Report how many lines below contain the word "tiên", giving the number and no other words.

Data in this exercise Block Start

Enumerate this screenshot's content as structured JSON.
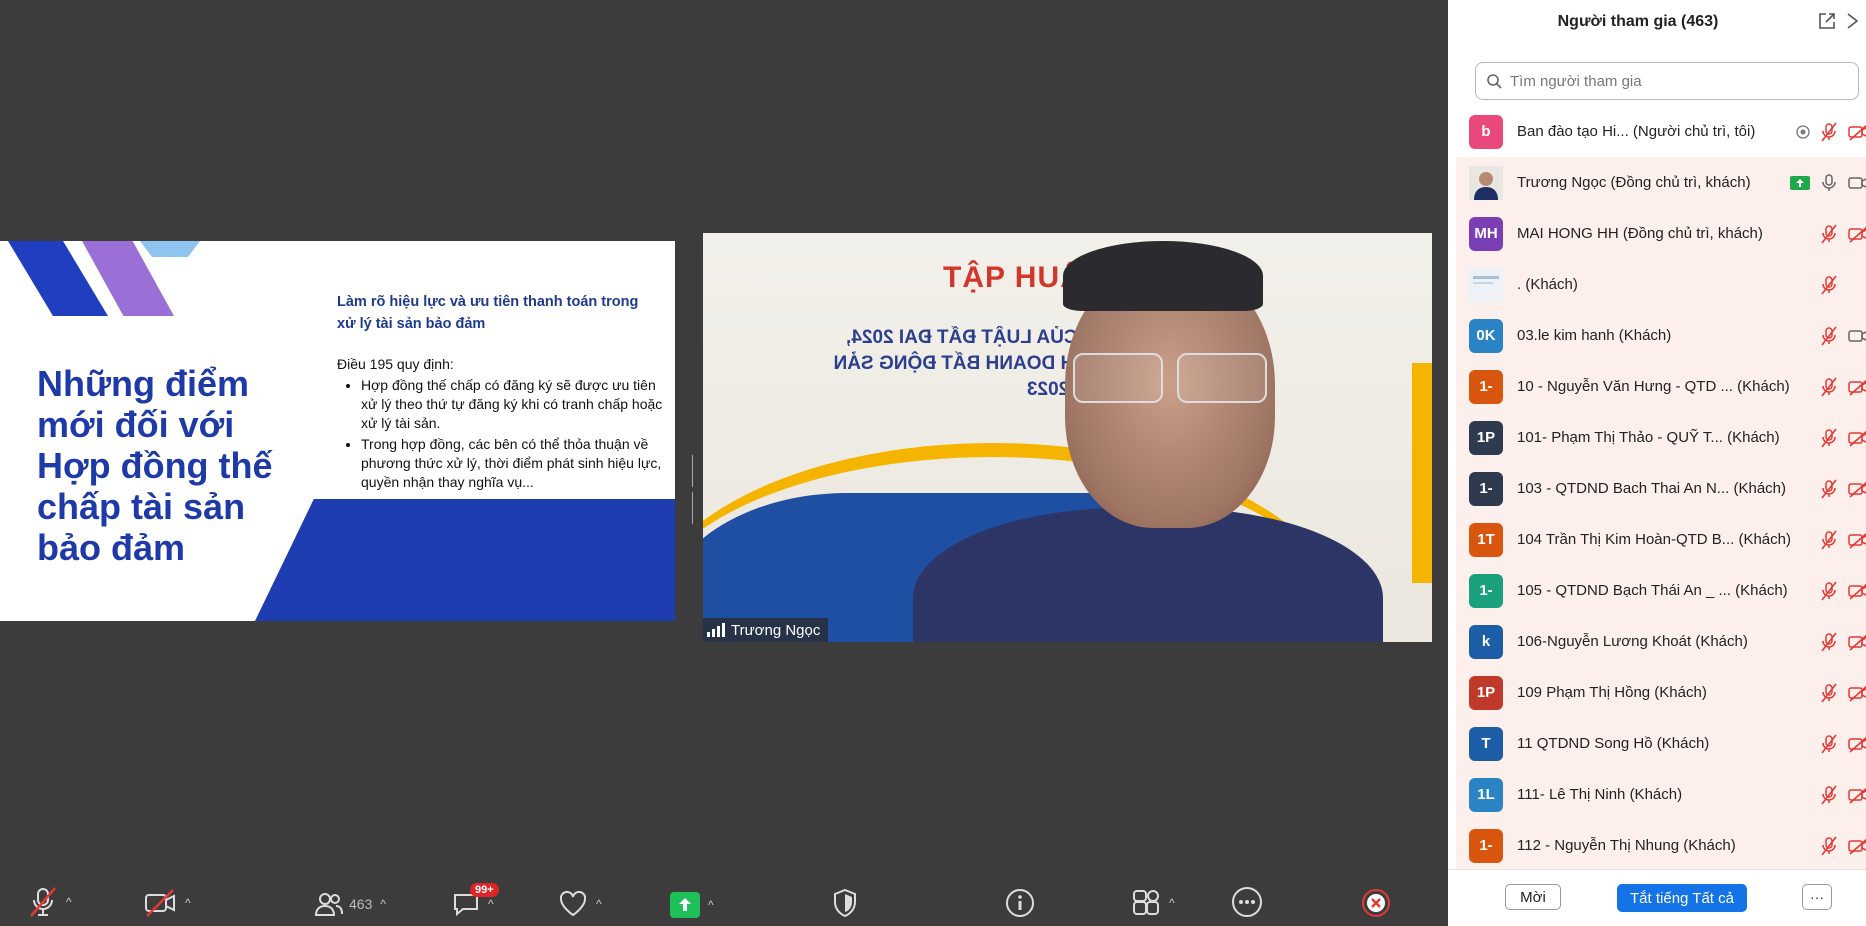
{
  "slide": {
    "title": "Những điểm mới đối với Hợp đồng thế chấp tài sản bảo đảm",
    "subtitle": "Làm rõ hiệu lực và ưu tiên thanh toán trong xử lý tài sản bảo đảm",
    "intro": "Điều 195 quy định:",
    "bullets": [
      "Hợp đồng thế chấp có đăng ký sẽ được ưu tiên xử lý theo thứ tự đăng ký khi có tranh chấp hoặc xử lý tài sản.",
      "Trong hợp đồng, các bên có thể thỏa thuận về phương thức xử lý, thời điểm phát sinh hiệu lực, quyền nhận thay nghĩa vụ..."
    ]
  },
  "video": {
    "banner_title": "TẬP HUẤN",
    "banner_mirror": "NHỮNG ĐIỂM MỚI CỦA LUẬT ĐẤT ĐAI 2024, LUẬT NHÀ Ở VÀ KINH DOANH BẤT ĐỘNG SẢN 2023",
    "speaker_name": "Trương Ngọc"
  },
  "toolbar": {
    "participant_count": "463",
    "chat_badge": "99+"
  },
  "panel": {
    "title": "Người tham gia (463)",
    "search_placeholder": "Tìm người tham gia",
    "invite_label": "Mời",
    "mute_all_label": "Tắt tiếng Tất cả",
    "more_label": "···",
    "participants": [
      {
        "initials": "b",
        "color": "#e8497a",
        "name": "Ban đào tạo Hi... (Người chủ trì, tôi)",
        "mic": "muted",
        "cam": "off",
        "extra": "rec",
        "hl": false
      },
      {
        "initials": "",
        "color": "#8a8f99",
        "name": "Trương Ngọc (Đồng chủ trì, khách)",
        "mic": "on",
        "cam": "on",
        "extra": "share",
        "photo": true,
        "hl": true
      },
      {
        "initials": "MH",
        "color": "#7b3fb5",
        "name": "MAI HONG HH (Đồng chủ trì, khách)",
        "mic": "muted",
        "cam": "off",
        "hl": true
      },
      {
        "initials": "",
        "color": "#d9e6f2",
        "name": ". (Khách)",
        "mic": "muted",
        "cam": "none",
        "thumb": true,
        "hl": true
      },
      {
        "initials": "0K",
        "color": "#2a83c4",
        "name": "03.le kim hanh (Khách)",
        "mic": "muted",
        "cam": "on",
        "hl": true
      },
      {
        "initials": "1-",
        "color": "#d9560f",
        "name": "10 - Nguyễn Văn Hưng - QTD ... (Khách)",
        "mic": "muted",
        "cam": "off",
        "hl": true
      },
      {
        "initials": "1P",
        "color": "#2e3b4e",
        "name": "101- Phạm Thị Thảo - QUỸ T... (Khách)",
        "mic": "muted",
        "cam": "off",
        "hl": true
      },
      {
        "initials": "1-",
        "color": "#2e3b4e",
        "name": "103 - QTDND Bach Thai An N... (Khách)",
        "mic": "muted",
        "cam": "off",
        "hl": true
      },
      {
        "initials": "1T",
        "color": "#d9560f",
        "name": "104 Trần Thị Kim Hoàn-QTD B... (Khách)",
        "mic": "muted",
        "cam": "off",
        "hl": true
      },
      {
        "initials": "1-",
        "color": "#1aa07c",
        "name": "105 - QTDND Bạch Thái An _ ... (Khách)",
        "mic": "muted",
        "cam": "off",
        "hl": true
      },
      {
        "initials": "k",
        "color": "#1c5fa8",
        "name": "106-Nguyễn Lương Khoát (Khách)",
        "mic": "muted",
        "cam": "off",
        "hl": true
      },
      {
        "initials": "1P",
        "color": "#c0392b",
        "name": "109 Phạm Thị Hồng (Khách)",
        "mic": "muted",
        "cam": "off",
        "hl": true
      },
      {
        "initials": "T",
        "color": "#1c5fa8",
        "name": "11 QTDND Song Hồ (Khách)",
        "mic": "muted",
        "cam": "off",
        "hl": true
      },
      {
        "initials": "1L",
        "color": "#2a83c4",
        "name": "111- Lê Thị Ninh (Khách)",
        "mic": "muted",
        "cam": "off",
        "hl": true
      },
      {
        "initials": "1-",
        "color": "#d9560f",
        "name": "112 - Nguyễn Thị Nhung (Khách)",
        "mic": "muted",
        "cam": "off",
        "hl": true
      }
    ]
  }
}
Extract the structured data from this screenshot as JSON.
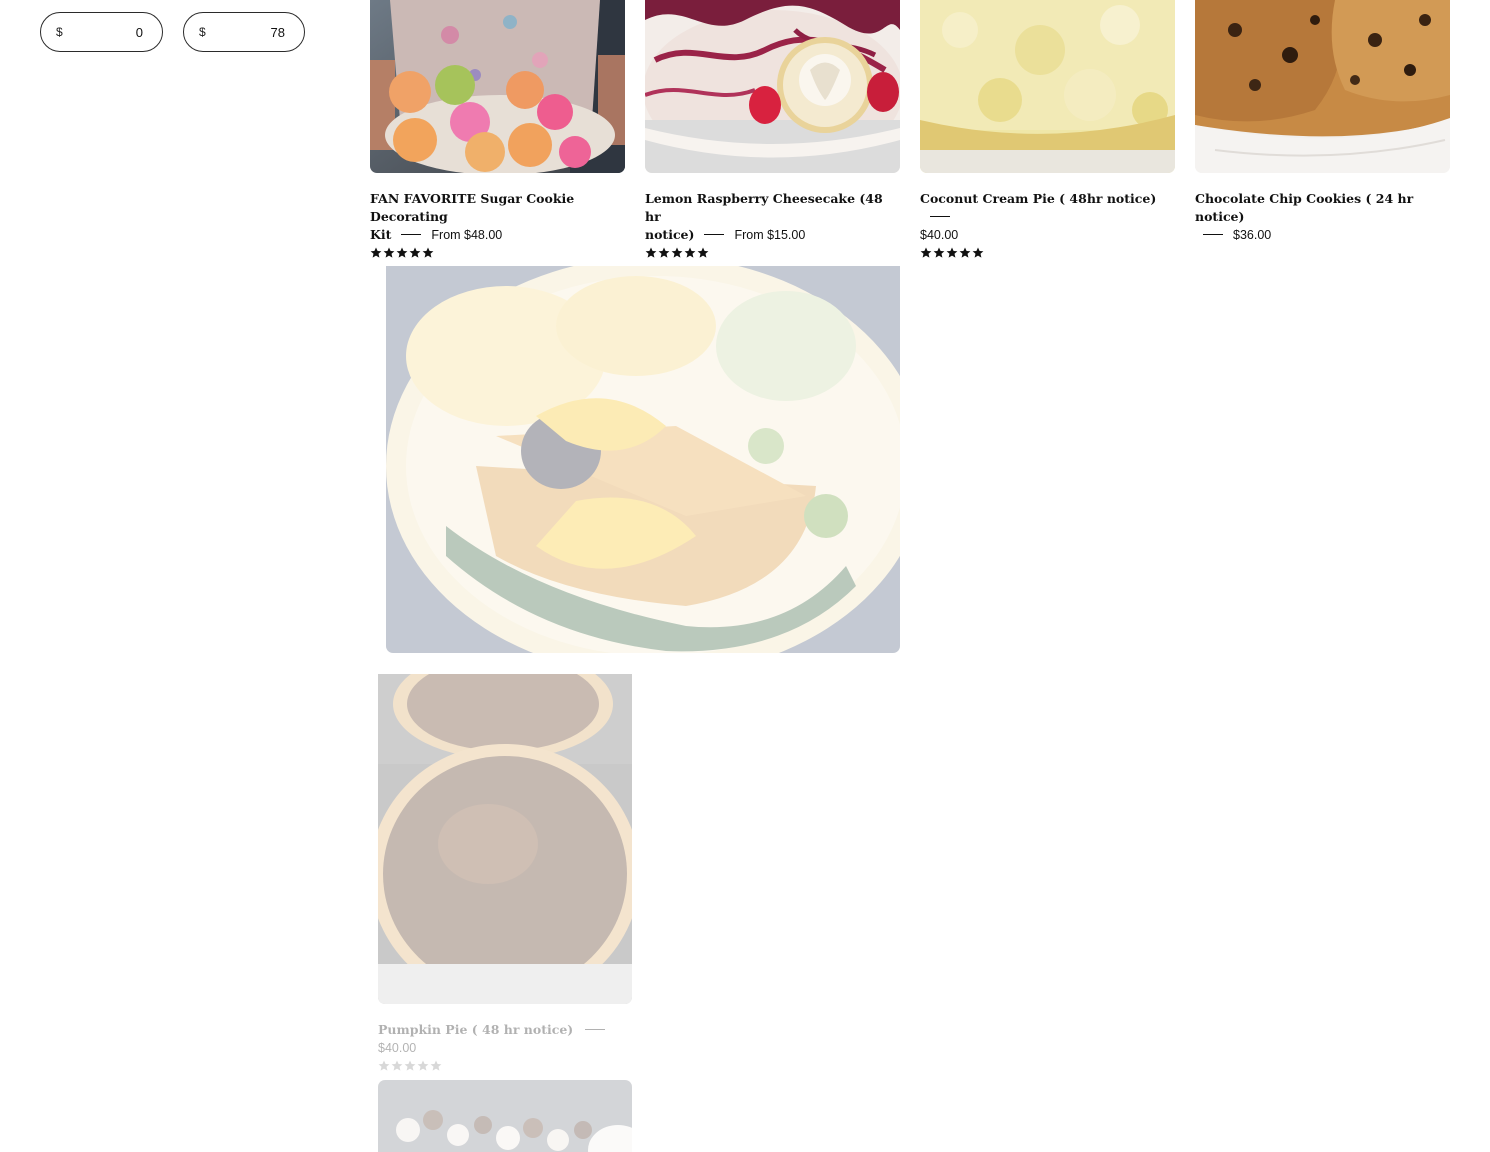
{
  "filter": {
    "currency_symbol": "$",
    "min_value": "0",
    "max_value": "78"
  },
  "products": [
    {
      "title": "FAN FAVORITE Sugar Cookie Decorating",
      "title2": "Kit",
      "price": "From $48.00",
      "rating": 5
    },
    {
      "title": "Lemon Raspberry Cheesecake (48 hr",
      "title2": "notice)",
      "price": "From $15.00",
      "rating": 5
    },
    {
      "title": "Coconut Cream Pie ( 48hr notice)",
      "title2": "",
      "price": "$40.00",
      "rating": 5
    },
    {
      "title": "Chocolate Chip Cookies ( 24 hr notice)",
      "title2": "",
      "price": "$36.00",
      "rating": null
    },
    {
      "title": "Pumpkin Pie ( 48 hr notice)",
      "title2": "",
      "price": "$40.00",
      "rating": 0
    }
  ],
  "colors": {
    "border": "#2b2b2b",
    "text": "#111111",
    "star": "#111111",
    "star_empty": "#888888"
  }
}
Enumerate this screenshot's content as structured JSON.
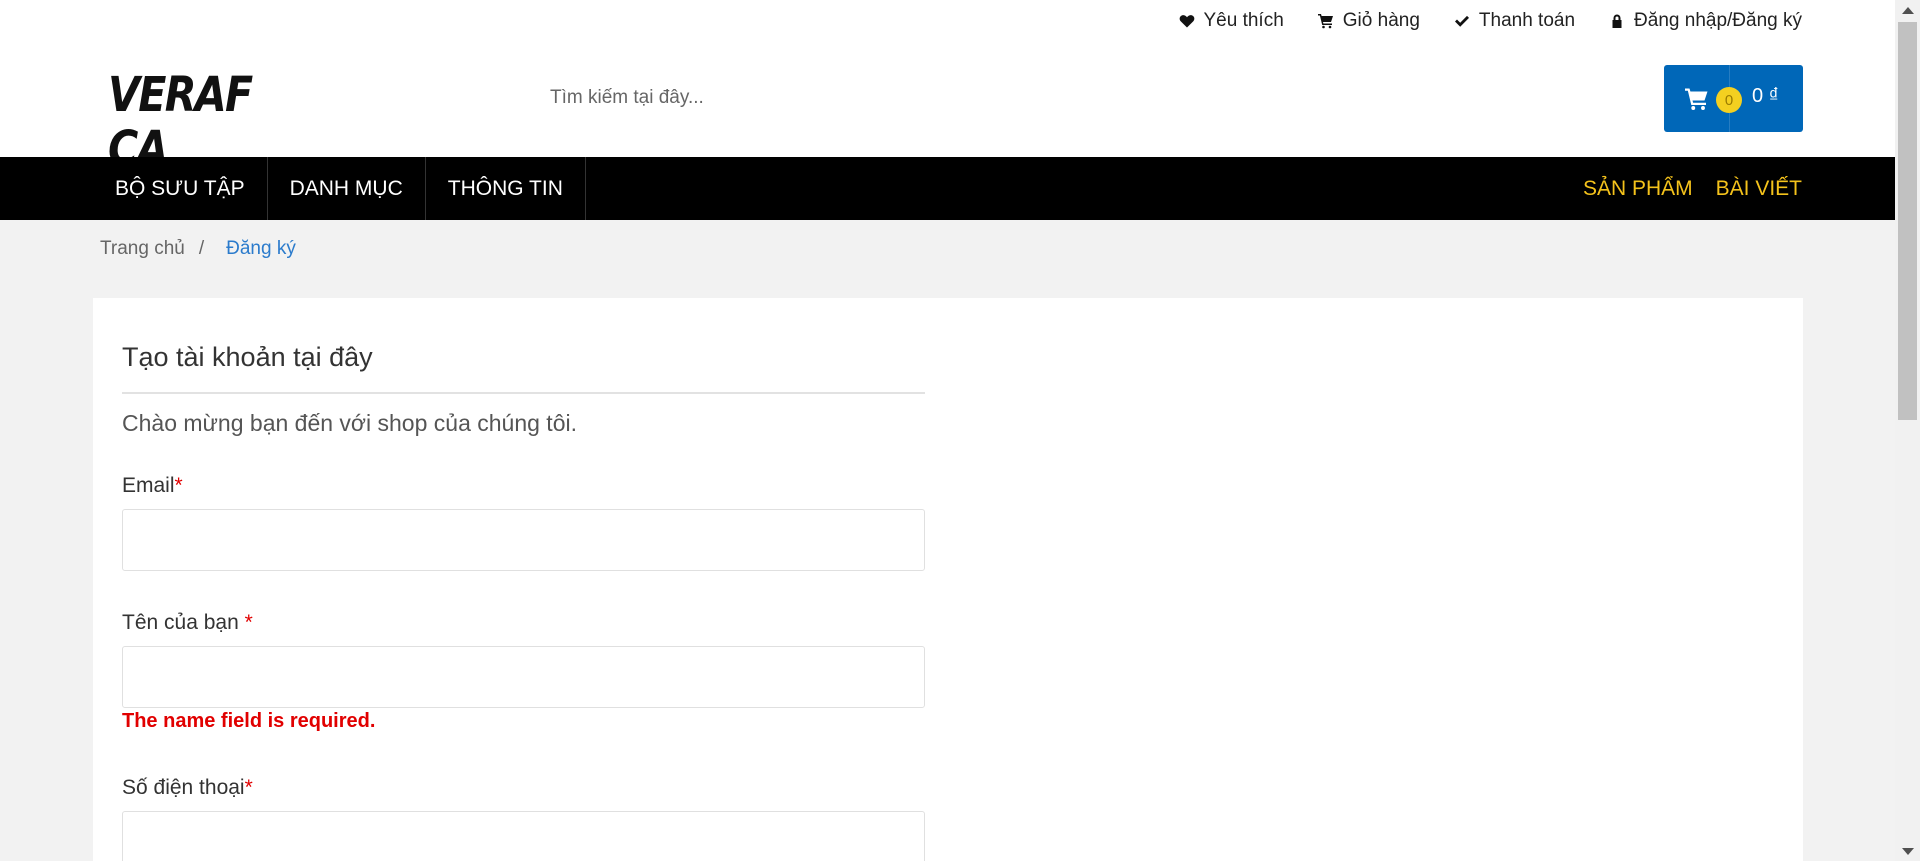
{
  "header": {
    "top_links": [
      {
        "icon": "heart-icon",
        "label": "Yêu thích"
      },
      {
        "icon": "cart-icon",
        "label": "Giỏ hàng"
      },
      {
        "icon": "check-icon",
        "label": "Thanh toán"
      },
      {
        "icon": "lock-icon",
        "label": "Đăng nhập/Đăng ký"
      }
    ],
    "logo_text": "VERAF CA",
    "search_placeholder": "Tìm kiếm tại đây...",
    "cart": {
      "count": "0",
      "total": "0 ₫"
    }
  },
  "nav": {
    "left": [
      "BỘ SƯU TẬP",
      "DANH MỤC",
      "THÔNG TIN"
    ],
    "right": [
      "SẢN PHẨM",
      "BÀI VIẾT"
    ],
    "right_color": "#f4c21b"
  },
  "breadcrumb": {
    "home": "Trang chủ",
    "separator": "/",
    "current": "Đăng ký"
  },
  "form": {
    "title": "Tạo tài khoản tại đây",
    "welcome": "Chào mừng bạn đến với shop của chúng tôi.",
    "fields": [
      {
        "label": "Email",
        "required_mark": "*",
        "value": ""
      },
      {
        "label": "Tên của bạn ",
        "required_mark": "*",
        "value": "",
        "error": "The name field is required."
      },
      {
        "label": "Số điện thoại",
        "required_mark": "*",
        "value": ""
      }
    ]
  },
  "colors": {
    "accent": "#0067b8",
    "error": "#e10000",
    "nav_bg": "#000000",
    "link": "#2b7bcc"
  }
}
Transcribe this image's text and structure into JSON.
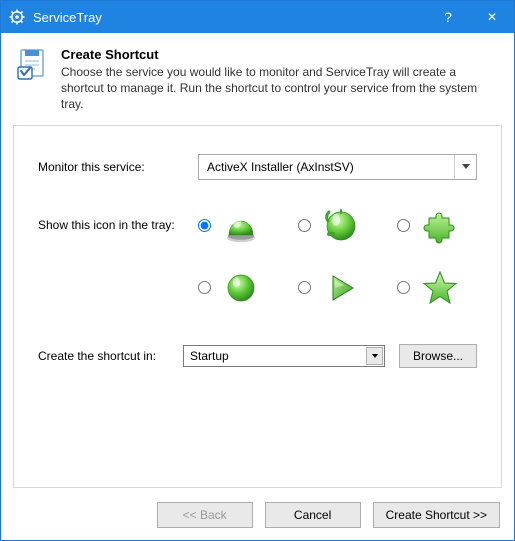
{
  "titlebar": {
    "app_name": "ServiceTray",
    "help_glyph": "?",
    "close_glyph": "✕"
  },
  "header": {
    "title": "Create Shortcut",
    "description": "Choose the service you would like to monitor and ServiceTray will create a shortcut to manage it. Run the shortcut to control your service from the system tray."
  },
  "form": {
    "monitor_label": "Monitor this service:",
    "monitor_value": "ActiveX Installer (AxInstSV)",
    "icon_label": "Show this icon in the tray:",
    "location_label": "Create the shortcut in:",
    "location_value": "Startup",
    "browse_label": "Browse..."
  },
  "tray_icons": [
    {
      "name": "dome-icon",
      "selected": true
    },
    {
      "name": "bell-icon",
      "selected": false
    },
    {
      "name": "puzzle-icon",
      "selected": false
    },
    {
      "name": "circle-icon",
      "selected": false
    },
    {
      "name": "play-icon",
      "selected": false
    },
    {
      "name": "star-icon",
      "selected": false
    }
  ],
  "footer": {
    "back_label": "<< Back",
    "cancel_label": "Cancel",
    "next_label": "Create Shortcut >>"
  },
  "colors": {
    "titlebar": "#1e83e1",
    "icon_green": "#52c234",
    "icon_green_dark": "#2e8b1f"
  }
}
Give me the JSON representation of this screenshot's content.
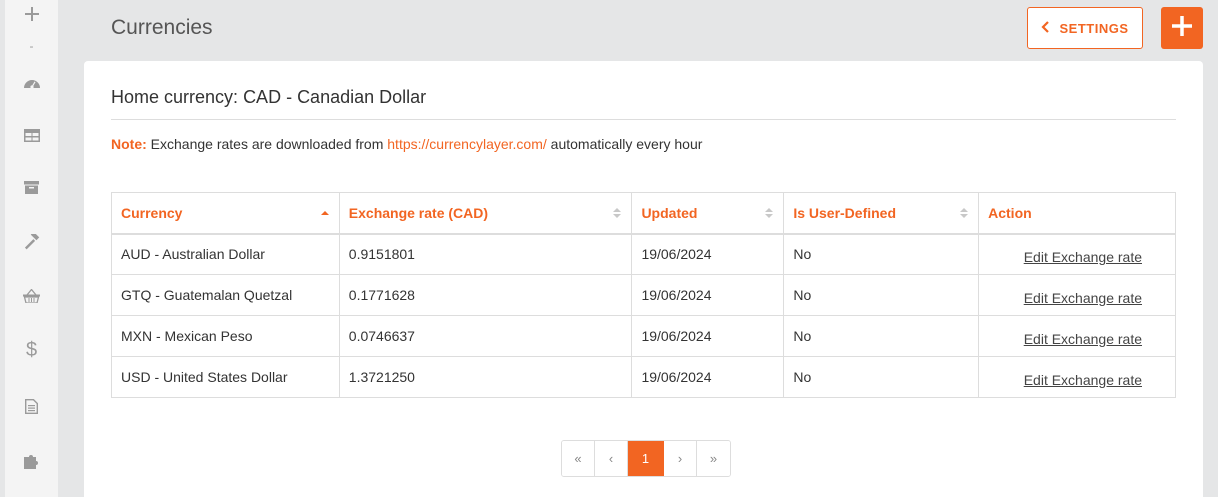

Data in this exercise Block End

The completed task: 2